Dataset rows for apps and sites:
================
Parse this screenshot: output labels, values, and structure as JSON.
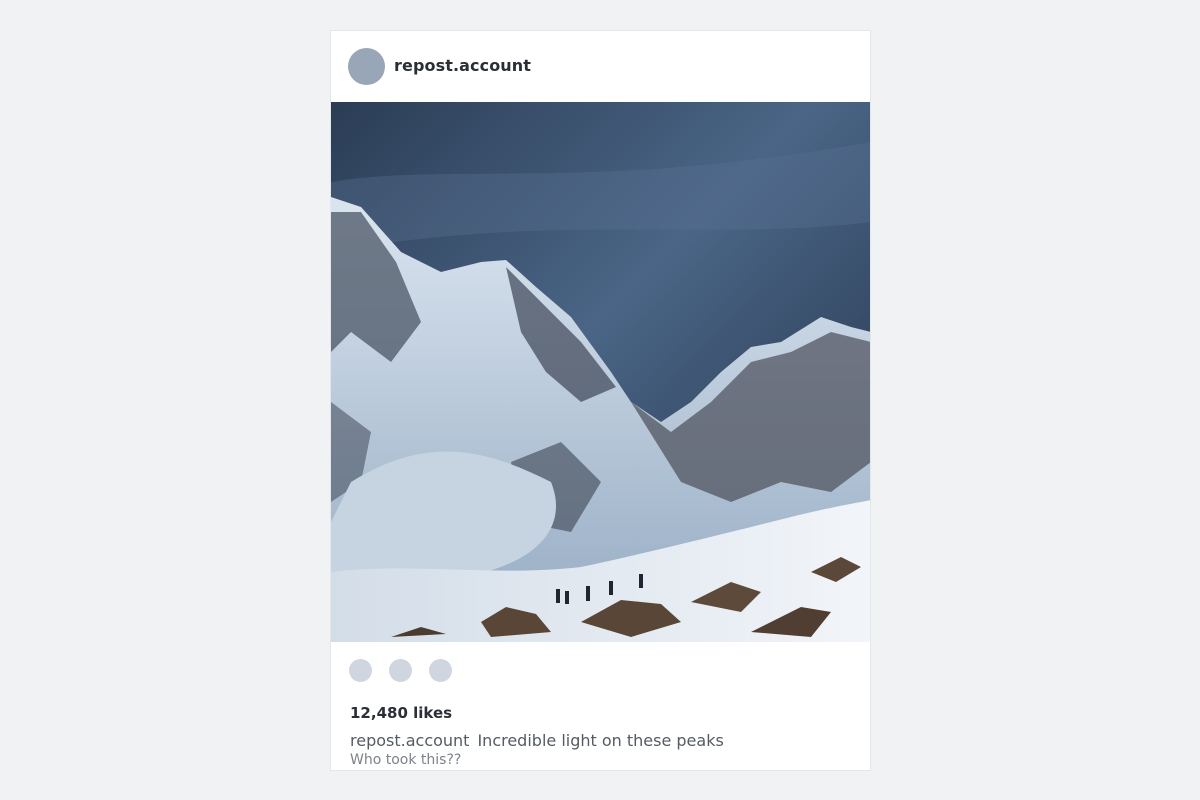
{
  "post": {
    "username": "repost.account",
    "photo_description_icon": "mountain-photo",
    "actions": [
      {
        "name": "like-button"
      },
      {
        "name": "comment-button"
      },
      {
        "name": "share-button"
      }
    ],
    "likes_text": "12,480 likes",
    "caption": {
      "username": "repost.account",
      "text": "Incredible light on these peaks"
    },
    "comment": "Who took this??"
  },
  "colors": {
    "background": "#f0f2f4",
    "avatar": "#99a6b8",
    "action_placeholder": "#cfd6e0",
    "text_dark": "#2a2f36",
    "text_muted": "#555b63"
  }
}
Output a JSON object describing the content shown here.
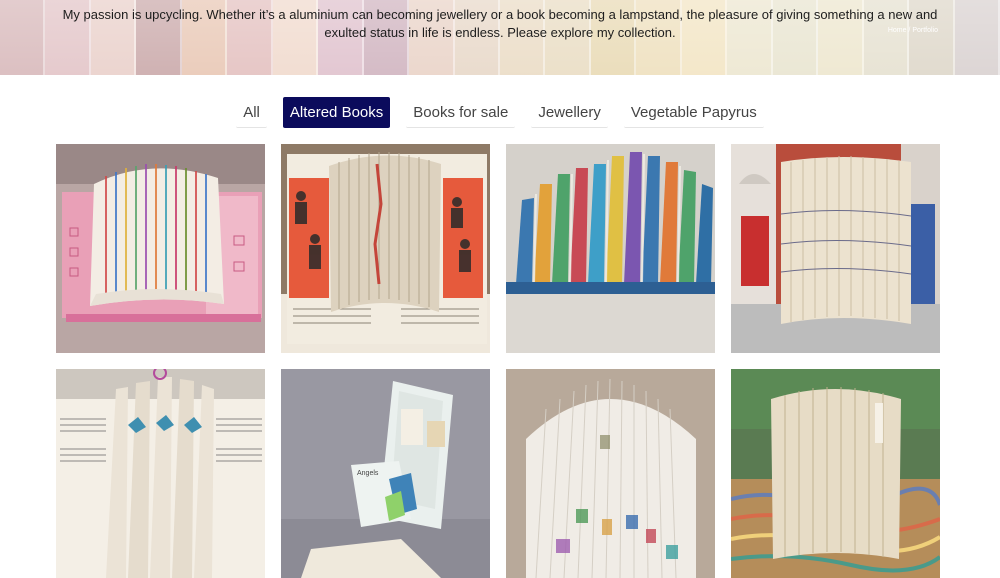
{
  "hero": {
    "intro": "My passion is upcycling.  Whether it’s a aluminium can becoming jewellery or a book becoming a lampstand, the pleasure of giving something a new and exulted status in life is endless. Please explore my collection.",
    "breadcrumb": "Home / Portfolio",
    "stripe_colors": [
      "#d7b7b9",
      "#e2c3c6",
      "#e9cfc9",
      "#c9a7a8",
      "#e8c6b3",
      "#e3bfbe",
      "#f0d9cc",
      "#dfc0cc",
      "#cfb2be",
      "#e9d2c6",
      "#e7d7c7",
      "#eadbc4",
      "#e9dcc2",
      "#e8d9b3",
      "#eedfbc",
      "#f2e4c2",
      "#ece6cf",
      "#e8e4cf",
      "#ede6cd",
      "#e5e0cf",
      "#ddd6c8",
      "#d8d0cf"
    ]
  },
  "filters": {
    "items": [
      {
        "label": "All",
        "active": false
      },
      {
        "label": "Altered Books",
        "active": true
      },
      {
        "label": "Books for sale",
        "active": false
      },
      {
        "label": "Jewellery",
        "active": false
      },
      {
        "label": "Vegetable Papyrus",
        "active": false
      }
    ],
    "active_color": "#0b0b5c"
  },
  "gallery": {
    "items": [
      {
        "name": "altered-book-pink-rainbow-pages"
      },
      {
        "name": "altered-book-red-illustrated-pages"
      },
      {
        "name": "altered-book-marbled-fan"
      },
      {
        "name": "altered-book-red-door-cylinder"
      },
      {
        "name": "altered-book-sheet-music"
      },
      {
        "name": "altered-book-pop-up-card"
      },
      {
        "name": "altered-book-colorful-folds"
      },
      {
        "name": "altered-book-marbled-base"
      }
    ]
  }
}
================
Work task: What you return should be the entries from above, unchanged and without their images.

Answer to this exercise:
Parse this screenshot: output labels, values, and structure as JSON.
{
  "post": {
    "username": "repost.account",
    "photo_description_icon": "mountain-photo",
    "actions": [
      {
        "name": "like-button"
      },
      {
        "name": "comment-button"
      },
      {
        "name": "share-button"
      }
    ],
    "likes_text": "12,480 likes",
    "caption": {
      "username": "repost.account",
      "text": "Incredible light on these peaks"
    },
    "comment": "Who took this??"
  },
  "colors": {
    "background": "#f0f2f4",
    "avatar": "#99a6b8",
    "action_placeholder": "#cfd6e0",
    "text_dark": "#2a2f36",
    "text_muted": "#555b63"
  }
}
Output a JSON object describing the content shown here.
{
  "hero": {
    "intro": "My passion is upcycling.  Whether it’s a aluminium can becoming jewellery or a book becoming a lampstand, the pleasure of giving something a new and exulted status in life is endless. Please explore my collection.",
    "breadcrumb": "Home / Portfolio",
    "stripe_colors": [
      "#d7b7b9",
      "#e2c3c6",
      "#e9cfc9",
      "#c9a7a8",
      "#e8c6b3",
      "#e3bfbe",
      "#f0d9cc",
      "#dfc0cc",
      "#cfb2be",
      "#e9d2c6",
      "#e7d7c7",
      "#eadbc4",
      "#e9dcc2",
      "#e8d9b3",
      "#eedfbc",
      "#f2e4c2",
      "#ece6cf",
      "#e8e4cf",
      "#ede6cd",
      "#e5e0cf",
      "#ddd6c8",
      "#d8d0cf"
    ]
  },
  "filters": {
    "items": [
      {
        "label": "All",
        "active": false
      },
      {
        "label": "Altered Books",
        "active": true
      },
      {
        "label": "Books for sale",
        "active": false
      },
      {
        "label": "Jewellery",
        "active": false
      },
      {
        "label": "Vegetable Papyrus",
        "active": false
      }
    ],
    "active_color": "#0b0b5c"
  },
  "gallery": {
    "items": [
      {
        "name": "altered-book-pink-rainbow-pages"
      },
      {
        "name": "altered-book-red-illustrated-pages"
      },
      {
        "name": "altered-book-marbled-fan"
      },
      {
        "name": "altered-book-red-door-cylinder"
      },
      {
        "name": "altered-book-sheet-music"
      },
      {
        "name": "altered-book-pop-up-card"
      },
      {
        "name": "altered-book-colorful-folds"
      },
      {
        "name": "altered-book-marbled-base"
      }
    ]
  }
}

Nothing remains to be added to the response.